BARKETA CASE – Barketa is a rock that floats on water at high tide and has a surface of several square meters. It’s positioning in the middle of the Corfu canal which has complicated the issue of delimitation.
In the context of straight baseline declaration, it is not clear whether Barketa will be used as the endpoint for baseline measurement. If this is the case, then we are again dealing with a rather troubling problem as we have a change in the historical navigation regime and the status of the navigation area
Based on the Florence Protocol of 1925 This protocol defines in details the land boundary, in a very narrative way they describe the shape, position, circumstances where the pyramid is located, as well as the whole detailed description from pyramid to pyramid to end in the bay of Ftelia with the description: “along the sea line in the bay of Ftelia, the border is directed according to a normal line in the general direction of the coast to the edge of the territorial waters leaving in Albania the small island Tongo”. While in the final act of Paris of 1926 is written the description: “in the water line, the direction is extended in the direction of the normal SW with the territorial sea“.
As it can be seen, the border follows a normal SW direction near the middle of the Corfu canal. That assumes that Barketa rock is not considered.
As above, the Albanian negotiating team should insist not to give any effect to the rock Barketa and the delimitation should follow the normal equidistant line from the two coasts.
Moreover, for 70 years such a practice was followed until the year back in 1997, when the capabilities of our navy were destroyed. In these conditions, the Greek side monitored the entire maritime space alone and “pushed” the traffic on the Albanian side from the Barket rock. At this time there have been an increasing number of incidents especially with fishing and tourist boats, but the absence of the presence of the Albanian authorities for the above reasons, made the Greek Coast Guard have to do according to its plans. Such incidents should be investigated as a good basis for possible defense in the international court.
Based on some of the above findings, I think that the Republic of Albania has already stated that there should be a solution through an international arbitrator should follow these steps:
- To establish as soon as possible the Technical group for the preparation of the technical proposal for the delimitation of the maritime spaces claimed by the Republic of Albania.
- To constitute a professional group of constitutionalists and maritime legal experts for the preparation of technical/legal arguments in defense of the technical proposal.
- To seek international consultancy in order to strengthen the legal position in defense of technical proposals
- To make in advance all necessary reservations/claims before the UN-Security Council regarding:
- Implications of the Italy-Greece agreement
- The application of the straight baseline by the Greek side with the rock of Barketa in mind (Reference Articles 16 and 17 of UNCLOS) and the enclosure of the bays in accordance with the provisions of the UNCLOS-82 convention
- Present reservations regarding the effect of islands in terms of EEA
- Present reserves from the effects produced by the application of territorial sea expansion from 6-12 nautical mile.

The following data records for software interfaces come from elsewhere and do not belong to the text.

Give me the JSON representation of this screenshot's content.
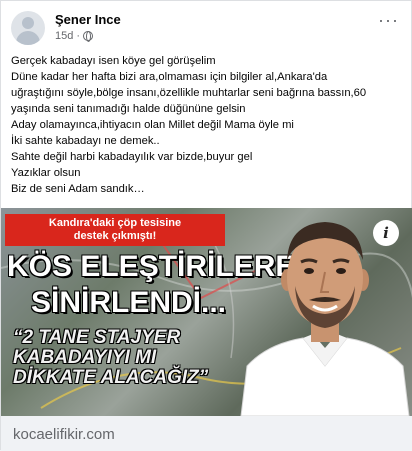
{
  "post": {
    "author": "Şener Ince",
    "time": "15d ·",
    "more_label": "···",
    "lines": [
      "Gerçek kabadayı isen köye gel görüşelim",
      "Düne kadar her hafta bizi ara,olmaması için bilgiler al,Ankara'da",
      "uğraştığını söyle,bölge insanı,özellikle muhtarlar seni bağrına bassın,60",
      "yaşında seni tanımadığı halde düğününe gelsin",
      "Aday olamayınca,ihtiyacın olan Millet değil Mama öyle mi",
      "İki sahte kabadayı ne demek..",
      "Sahte değil harbi kabadayılık var bizde,buyur gel",
      "Yazıklar olsun",
      "Biz de seni Adam sandık…"
    ]
  },
  "media": {
    "banner_line1": "Kandıra'daki çöp tesisine",
    "banner_line2": "destek çıkmıştı!",
    "headline_line1": "KÖS ELEŞTİRİLERE",
    "headline_line2": "SİNİRLENDİ...",
    "quote_line1": "“2 TANE STAJYER",
    "quote_line2": "KABADAYIYI MI",
    "quote_line3": "DİKKATE ALACAĞIZ”",
    "info_label": "i"
  },
  "link": {
    "domain": "kocaelifikir.com"
  },
  "icons": {
    "avatar": "default-avatar-icon",
    "privacy": "globe-icon",
    "more": "more-options-icon",
    "info": "info-icon"
  },
  "colors": {
    "banner_red": "#d9261c",
    "meta_gray": "#65676b",
    "footer_bg": "#f0f2f5"
  }
}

- The study of all maritime incidents as a proof of the exercise of the right of navigation and the existence of a approximate delimitation of the maritime space of the territorial sea in the Corfu Channel, and the exercise of the right of navigation for 70 years, and their presentation as facts (Corfu Canal Incident Expertise included) to the International Court/ Arbitration.